## Task prompt
Each line of the records below that contains "icon" needs to be copied.

Segment Start: Input

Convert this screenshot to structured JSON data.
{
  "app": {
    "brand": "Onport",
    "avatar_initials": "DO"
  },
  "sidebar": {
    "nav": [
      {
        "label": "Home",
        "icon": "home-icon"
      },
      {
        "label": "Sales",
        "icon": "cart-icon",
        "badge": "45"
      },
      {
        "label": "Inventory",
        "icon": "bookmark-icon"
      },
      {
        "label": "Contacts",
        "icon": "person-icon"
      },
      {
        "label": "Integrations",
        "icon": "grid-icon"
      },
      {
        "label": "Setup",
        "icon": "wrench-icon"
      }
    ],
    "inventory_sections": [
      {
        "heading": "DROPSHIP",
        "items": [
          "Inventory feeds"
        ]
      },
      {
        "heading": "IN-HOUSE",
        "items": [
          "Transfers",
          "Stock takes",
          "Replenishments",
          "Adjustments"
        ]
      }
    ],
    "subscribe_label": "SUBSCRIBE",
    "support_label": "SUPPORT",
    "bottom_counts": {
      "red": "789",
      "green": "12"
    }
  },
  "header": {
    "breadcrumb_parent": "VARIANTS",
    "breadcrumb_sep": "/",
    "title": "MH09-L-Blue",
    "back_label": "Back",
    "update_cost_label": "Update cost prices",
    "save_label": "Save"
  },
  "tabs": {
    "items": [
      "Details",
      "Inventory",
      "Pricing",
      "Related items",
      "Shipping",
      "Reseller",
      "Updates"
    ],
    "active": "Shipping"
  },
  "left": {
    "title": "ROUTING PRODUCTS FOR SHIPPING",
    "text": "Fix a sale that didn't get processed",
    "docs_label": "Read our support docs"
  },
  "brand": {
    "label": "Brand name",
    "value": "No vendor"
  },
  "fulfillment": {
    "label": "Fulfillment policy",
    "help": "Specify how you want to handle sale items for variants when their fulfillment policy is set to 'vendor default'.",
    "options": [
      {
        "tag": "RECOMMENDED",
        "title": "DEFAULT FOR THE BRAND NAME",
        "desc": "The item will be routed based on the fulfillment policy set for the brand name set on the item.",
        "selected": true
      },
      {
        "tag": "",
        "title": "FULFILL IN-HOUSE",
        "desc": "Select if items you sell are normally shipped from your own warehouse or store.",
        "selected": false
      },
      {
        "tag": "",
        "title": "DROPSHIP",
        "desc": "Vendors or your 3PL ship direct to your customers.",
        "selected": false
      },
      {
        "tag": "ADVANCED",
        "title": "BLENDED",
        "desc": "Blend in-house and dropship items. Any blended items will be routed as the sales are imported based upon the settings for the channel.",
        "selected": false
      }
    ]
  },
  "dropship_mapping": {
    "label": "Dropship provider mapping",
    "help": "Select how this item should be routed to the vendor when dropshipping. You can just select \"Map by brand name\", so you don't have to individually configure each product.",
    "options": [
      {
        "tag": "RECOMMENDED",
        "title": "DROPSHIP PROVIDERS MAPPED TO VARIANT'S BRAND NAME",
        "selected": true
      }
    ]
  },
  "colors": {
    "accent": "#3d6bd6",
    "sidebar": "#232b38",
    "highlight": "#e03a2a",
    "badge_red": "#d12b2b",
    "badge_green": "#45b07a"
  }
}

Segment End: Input

## Answer for the task
        "icon": "home-icon"
        "icon": "cart-icon",
        "icon": "bookmark-icon"
        "icon": "person-icon"
        "icon": "grid-icon"
        "icon": "wrench-icon"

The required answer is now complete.